By Alex O’Connell, Correspondent
CHAPEL HILL – A joint program by the Orange County Health Department and the Chapel Hill-Carrboro City Schools to encourage adolescent immunizations has come under criticism by some parents.
Called the Adolescents Get Immunized campaign, children from grades five through 12 are encouraged to be inoculated against meningococcal disease; human papillomavirus (HPV); and tetanus, diphtheria, and pertussis (or Tdap). Of these, Tdap vaccination is mandatory for children entering the sixth grade, while the other two are recommended.
Besides education and walk-in vaccination clinics, the campaign includes a contest, which is the source of some parents’ concern.
Students who show proof of vaccination between April 1 and May 31 to their school nurse by June 1 are eligible for a drawing to win an iPod or laptop.
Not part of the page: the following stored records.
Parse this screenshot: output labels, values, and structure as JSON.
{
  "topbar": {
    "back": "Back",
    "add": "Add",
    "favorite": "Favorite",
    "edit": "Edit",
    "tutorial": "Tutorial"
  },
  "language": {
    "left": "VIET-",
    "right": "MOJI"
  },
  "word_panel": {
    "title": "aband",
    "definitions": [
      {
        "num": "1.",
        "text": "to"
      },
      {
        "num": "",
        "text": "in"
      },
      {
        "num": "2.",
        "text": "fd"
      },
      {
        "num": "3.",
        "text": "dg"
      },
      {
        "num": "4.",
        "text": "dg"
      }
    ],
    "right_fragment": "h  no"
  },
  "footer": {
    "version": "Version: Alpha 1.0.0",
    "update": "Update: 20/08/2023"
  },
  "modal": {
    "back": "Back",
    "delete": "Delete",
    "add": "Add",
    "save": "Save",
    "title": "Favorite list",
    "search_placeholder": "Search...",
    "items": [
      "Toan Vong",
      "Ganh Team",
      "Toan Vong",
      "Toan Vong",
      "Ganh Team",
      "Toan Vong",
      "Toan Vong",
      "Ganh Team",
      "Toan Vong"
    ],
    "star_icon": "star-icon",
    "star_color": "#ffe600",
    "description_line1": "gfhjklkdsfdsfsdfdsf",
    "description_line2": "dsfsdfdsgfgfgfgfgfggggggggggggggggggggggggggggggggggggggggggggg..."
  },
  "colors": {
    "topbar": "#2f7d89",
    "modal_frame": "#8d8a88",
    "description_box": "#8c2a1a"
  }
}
Three winners, from the fifth grade, middle school and high school levels, will be drawn.
The prizes are sponsored by Paul and Cora Harrison, a Chapel Hill couple whose daughter died of meningococcal disease and now advocate greater awareness of the disease.
Some parents say the contest encourages a procedure they consider unsafe.
“The school system, or state, is endorsing an unnecessary medical procedure that carries the risk of serious injury or death, and they are not informing the contest participants of that risk,” said Alan Phillips, a parent of a 17-year-old in a Chapel Hill high school.
Phillips said he understands the school district’s good intentions but takes issue with the lack of full disclosure on the possible problems and side effects caused by vaccinations.